Roland accepted and ate the banana bread every day, hating it for what it represented but savouring it for the human contact it brought with it. He was fascinated and repelled by Juliet. While there were no delicate qualities to her, he liked her for bringing society into his dust-grey flat. Though her chat was peppered with “don’t you know…know what I mean” and ”like”, she amused him with her naïve chitchat. Roland had, in younger years, perceived himself as a George Clooney look-a-like and though flattered by Juliet’s remarks he entertained no hopes on the matter, realising that perhaps he was presuming too much.
First name terms had been established some 20 years before. At first, the situation was tense; Juliet had delivered for many others before him. Some had grown indecorously fond of her and had declared their eternal devotion to her. However, she realised that they did not love her specifically, but her reliability and what she actually delivered. She had kept her job for so long, not because she was an excellent cook but because she had always been a particular favourite with clients.
Roland could not cook, and had never tried; and anyway, Juliet with Meals on Wheels would always save him from emaciation.
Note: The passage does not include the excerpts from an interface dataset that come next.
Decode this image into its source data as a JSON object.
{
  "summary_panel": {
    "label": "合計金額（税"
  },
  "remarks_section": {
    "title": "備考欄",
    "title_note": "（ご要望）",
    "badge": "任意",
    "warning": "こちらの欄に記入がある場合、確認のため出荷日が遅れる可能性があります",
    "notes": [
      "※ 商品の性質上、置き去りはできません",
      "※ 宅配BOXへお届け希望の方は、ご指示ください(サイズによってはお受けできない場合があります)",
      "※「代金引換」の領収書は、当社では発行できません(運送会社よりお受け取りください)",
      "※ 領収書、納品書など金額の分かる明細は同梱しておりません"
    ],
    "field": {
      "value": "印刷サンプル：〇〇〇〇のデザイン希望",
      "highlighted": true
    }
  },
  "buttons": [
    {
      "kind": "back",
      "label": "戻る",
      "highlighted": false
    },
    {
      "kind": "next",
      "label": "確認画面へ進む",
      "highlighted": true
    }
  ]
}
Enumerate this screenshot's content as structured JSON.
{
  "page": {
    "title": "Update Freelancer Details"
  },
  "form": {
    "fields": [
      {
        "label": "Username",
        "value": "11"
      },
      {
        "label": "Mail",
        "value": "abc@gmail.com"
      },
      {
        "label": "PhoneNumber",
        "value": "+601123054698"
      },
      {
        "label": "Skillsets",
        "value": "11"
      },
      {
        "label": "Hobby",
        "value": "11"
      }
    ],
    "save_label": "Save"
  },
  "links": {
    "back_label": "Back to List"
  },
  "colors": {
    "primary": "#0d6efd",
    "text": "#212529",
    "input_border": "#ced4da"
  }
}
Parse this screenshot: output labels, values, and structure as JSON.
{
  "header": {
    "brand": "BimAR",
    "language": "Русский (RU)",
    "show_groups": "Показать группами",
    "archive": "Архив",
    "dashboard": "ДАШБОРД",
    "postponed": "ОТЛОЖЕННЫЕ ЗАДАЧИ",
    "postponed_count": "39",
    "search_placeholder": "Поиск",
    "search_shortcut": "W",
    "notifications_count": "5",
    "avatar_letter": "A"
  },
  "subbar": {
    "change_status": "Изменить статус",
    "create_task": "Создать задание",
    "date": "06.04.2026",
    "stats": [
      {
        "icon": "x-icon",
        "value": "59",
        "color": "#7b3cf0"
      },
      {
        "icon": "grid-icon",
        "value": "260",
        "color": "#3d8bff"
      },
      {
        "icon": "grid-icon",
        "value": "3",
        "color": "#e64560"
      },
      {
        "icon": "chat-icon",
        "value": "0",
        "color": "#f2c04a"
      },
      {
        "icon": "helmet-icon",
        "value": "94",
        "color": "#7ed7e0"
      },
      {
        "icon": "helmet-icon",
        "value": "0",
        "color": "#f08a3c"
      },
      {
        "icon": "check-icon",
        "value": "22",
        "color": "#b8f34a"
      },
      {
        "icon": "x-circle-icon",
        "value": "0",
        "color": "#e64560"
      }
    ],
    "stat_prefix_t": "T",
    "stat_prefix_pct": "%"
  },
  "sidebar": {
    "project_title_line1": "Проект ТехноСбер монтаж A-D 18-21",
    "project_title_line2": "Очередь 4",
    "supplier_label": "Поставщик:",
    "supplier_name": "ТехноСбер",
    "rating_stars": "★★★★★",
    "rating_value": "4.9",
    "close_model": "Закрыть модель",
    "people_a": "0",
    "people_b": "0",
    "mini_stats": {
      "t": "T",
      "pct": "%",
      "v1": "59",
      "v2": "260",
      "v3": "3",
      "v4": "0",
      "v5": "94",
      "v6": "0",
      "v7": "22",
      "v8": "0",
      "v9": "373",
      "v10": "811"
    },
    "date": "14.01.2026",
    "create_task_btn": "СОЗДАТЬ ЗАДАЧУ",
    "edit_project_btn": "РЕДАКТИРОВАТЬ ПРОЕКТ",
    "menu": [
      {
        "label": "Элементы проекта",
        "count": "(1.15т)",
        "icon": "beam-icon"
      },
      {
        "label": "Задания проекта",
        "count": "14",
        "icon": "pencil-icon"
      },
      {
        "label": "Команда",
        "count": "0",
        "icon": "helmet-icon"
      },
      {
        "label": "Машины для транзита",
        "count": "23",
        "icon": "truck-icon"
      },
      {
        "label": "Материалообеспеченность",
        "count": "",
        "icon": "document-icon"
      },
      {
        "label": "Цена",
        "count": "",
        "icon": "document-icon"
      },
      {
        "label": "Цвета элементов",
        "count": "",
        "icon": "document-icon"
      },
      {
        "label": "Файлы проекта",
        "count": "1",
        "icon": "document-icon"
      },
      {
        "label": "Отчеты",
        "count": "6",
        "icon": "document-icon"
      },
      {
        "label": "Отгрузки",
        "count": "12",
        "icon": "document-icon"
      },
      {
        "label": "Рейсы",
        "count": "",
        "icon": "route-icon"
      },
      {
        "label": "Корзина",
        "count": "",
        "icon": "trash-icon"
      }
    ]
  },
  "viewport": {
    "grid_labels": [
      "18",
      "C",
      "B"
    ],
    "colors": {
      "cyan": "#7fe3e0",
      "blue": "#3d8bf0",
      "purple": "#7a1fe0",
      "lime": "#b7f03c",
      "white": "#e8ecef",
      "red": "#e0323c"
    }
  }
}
Juliet herself had always been cheerful and loud around Roland, realising through his silence and through the countless photographs that he was a man very much alone with his guilt. A framed photograph had always dominated the wall above the fireplace. It was of Roland as a young man, with a black racehorse nuzzling his cheeks. It was a common enough photograph: both man and horse splattered with mud, the man’s goggles askew, a whole-hearted smile upon his face. What had always struck Juliet about the photo were Roland’s eyes. His eyes were like no others. Their deep azure did not only display the elation of having won, even though the picture was taken in the winner’s enclosure; they also expressed the sheer delight of being there in silks and boots next to a horse with whom he had so obvious a connection.
She guessed that this was the horse upon whose back Roland had ridden his last race. She guessed that this horse had died in the same moment as Roland felt his legs give way. She guessed that Roland had felt the burden not of his own injury but of the horse’s death. Standing there inside the living room with a cup of tea in her hand, Juliet saw the lighter patch of wall above the fireplace, and guessed, correctly, that Roland’s long purgatory was over; he had forgiven himself.